Prerogative power just took a big hit.

Right now, everyone is looking at the Article 50 issue, quite rightly.  But before addressing that, it’s worth pointing out that the executive in Britain uses prerogative powers widely.  A minority of geeky MPs have long complained about it, saying it undermines Parliamentary sovereignty.  They got nowhere: governments were not interested naturally, and neither were voters.

But now it sits centre stage.  From here on, today’s ruling will be potent for those seeking to roll back prerogative power across Whitehall.  Unless the Supreme Court overturns today’s verdict.

Meantime, what does Parliament do with its enhanced role in respect of Article 50?

Passionate Bexiteers have been quick out of the traps, warning that MPs must not seek to overturn the expressed will of the electorate.

In terms on invoking Article 50, they almost certainly won’t.  The withdrawal process will get underway.

What’s changed is this: the Government had sought to get the process under way without being encumbered by any negotiating conditions, and by keeping its approach to those negotiations largely under wraps.  If today’s judgement stands, that isn’t going to happen.

Although the majority of MPs are for Remain, Parliament won’t vote to prevent the triggering of Article 50.

For the Government, Mrs May cannot go back on ‘Brexit means Brexit’.  Conservative MPs will have to back her on that.
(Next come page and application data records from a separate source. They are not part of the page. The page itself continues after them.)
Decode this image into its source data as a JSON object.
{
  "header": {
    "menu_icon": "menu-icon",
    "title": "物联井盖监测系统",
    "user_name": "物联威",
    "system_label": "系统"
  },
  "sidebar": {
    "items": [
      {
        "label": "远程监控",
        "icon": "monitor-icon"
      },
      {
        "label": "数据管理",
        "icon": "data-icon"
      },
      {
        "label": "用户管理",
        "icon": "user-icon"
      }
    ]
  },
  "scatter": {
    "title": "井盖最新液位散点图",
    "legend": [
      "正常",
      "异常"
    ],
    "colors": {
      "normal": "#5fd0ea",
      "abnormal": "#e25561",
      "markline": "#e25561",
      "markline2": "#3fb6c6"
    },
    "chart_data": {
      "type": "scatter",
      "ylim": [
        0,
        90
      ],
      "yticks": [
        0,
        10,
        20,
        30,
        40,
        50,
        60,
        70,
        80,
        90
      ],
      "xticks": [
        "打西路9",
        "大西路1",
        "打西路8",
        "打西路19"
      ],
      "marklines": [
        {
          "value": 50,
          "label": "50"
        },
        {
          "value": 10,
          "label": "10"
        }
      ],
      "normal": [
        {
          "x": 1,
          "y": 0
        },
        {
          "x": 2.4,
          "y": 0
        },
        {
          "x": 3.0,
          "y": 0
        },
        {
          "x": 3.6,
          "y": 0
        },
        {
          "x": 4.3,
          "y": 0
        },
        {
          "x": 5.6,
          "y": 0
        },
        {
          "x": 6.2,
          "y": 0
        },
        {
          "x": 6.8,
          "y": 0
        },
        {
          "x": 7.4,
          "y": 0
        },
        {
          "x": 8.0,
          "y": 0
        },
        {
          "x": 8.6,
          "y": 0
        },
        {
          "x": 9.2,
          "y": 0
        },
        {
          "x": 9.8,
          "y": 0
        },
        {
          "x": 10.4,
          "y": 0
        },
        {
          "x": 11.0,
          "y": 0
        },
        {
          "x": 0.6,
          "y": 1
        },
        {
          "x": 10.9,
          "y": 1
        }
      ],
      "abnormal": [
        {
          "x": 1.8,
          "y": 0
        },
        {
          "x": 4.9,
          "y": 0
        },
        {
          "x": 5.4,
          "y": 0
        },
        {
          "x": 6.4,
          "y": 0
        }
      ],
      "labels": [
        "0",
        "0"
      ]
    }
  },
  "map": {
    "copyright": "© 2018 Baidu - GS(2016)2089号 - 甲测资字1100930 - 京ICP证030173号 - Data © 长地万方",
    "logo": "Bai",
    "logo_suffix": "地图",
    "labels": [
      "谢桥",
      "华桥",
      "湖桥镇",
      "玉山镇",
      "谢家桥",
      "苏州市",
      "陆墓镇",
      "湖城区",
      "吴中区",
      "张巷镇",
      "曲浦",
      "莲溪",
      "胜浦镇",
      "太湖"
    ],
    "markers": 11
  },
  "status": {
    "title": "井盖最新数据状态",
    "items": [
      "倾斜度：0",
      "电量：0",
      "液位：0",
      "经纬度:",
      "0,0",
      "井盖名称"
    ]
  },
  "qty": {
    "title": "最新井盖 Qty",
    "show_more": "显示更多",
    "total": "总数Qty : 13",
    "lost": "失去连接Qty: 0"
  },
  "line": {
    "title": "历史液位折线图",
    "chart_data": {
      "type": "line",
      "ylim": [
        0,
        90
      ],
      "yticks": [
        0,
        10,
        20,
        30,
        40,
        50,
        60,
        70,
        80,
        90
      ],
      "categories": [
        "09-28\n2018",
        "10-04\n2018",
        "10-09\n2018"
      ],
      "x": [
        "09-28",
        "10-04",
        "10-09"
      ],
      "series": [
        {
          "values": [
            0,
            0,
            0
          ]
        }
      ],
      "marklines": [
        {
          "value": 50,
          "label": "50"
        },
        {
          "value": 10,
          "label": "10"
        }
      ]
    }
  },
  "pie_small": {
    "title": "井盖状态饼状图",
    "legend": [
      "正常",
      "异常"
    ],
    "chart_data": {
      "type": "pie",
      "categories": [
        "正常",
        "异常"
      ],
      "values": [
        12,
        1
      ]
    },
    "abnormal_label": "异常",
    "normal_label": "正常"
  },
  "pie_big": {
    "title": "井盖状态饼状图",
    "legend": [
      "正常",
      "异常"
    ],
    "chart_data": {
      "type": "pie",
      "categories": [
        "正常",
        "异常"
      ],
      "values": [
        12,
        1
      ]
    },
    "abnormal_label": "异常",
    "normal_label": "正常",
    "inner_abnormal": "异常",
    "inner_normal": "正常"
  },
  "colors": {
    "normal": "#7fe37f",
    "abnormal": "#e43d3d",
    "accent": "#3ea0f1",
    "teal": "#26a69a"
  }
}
The eurosceptics would anyway.  The Europhiles will have to, because the alternative would be revolt in their local associations and almost inevitable deselection.

For Labour, voting to block the Article 50 trigger would result in the permanent loss of millions of votes, as Labour Brexit supporters would be totally confirmed in their sense of betrayal.

There is force in the simple observation that ‘the people have spoken’.

What changes as a result of today’s judgement is that now conditions may be attached to the authority to trigger Article 50.

The pro-Remain majority in Parliament may be able to coalesce round some conditions that would impose far more challenging parameters around the negotiation process than Ministers ever expected.

We can now anticipate stacks of amendments designed to ensure certain outcomes.  The Government’s worst nightmare is that Parliament will also secure an amendment which ensures that the ultimate result of the negotiations has to come back to Parliament  for a definitive approve/disapprove vote.

If Parliament succeeds in turning the Article 50 trigger mechanism into a ‘Christmas tree resolution’ festooned with all manner of decorations, the exit negotiations will become a lot more difficult.  That will be the intention of those supporting the amendments.  Their public line will be, ‘of course we are not frustrating the expressed will of the people, we are simply trying to ensure the best outcome’.

But of course that may immediately become harder to achieve.

A series of benchmarks will be set down by which to judge the outcome of the negotiations.  The two-year negotiation process will be an exercise in navigating through the whole collection of EU member state interests, with a large part of the UK’s negotiating position on show from the outset.

The EU could play a canny game.  It could ensure that the conditions attached by Parliament are not met, on the assumption that Parliament would then have to reject the deal, and the UK’s departure would be blocked.

Then the question is, would voters accept that, or cry betrayal and double-down on their bid to get the UK out?  The outcome might depend on what the economy has been like over the next 48 months.

Mrs May is unlikely to come unstuck over actually getting approval for Article 50.  So she won’t have to seek a new mandate for that.

But she could come unstuck on securing approval for the eventual exit terms after the two-year negotiation.  Then, in 2019, we would have Act 2 of the Brexit tragicomedy.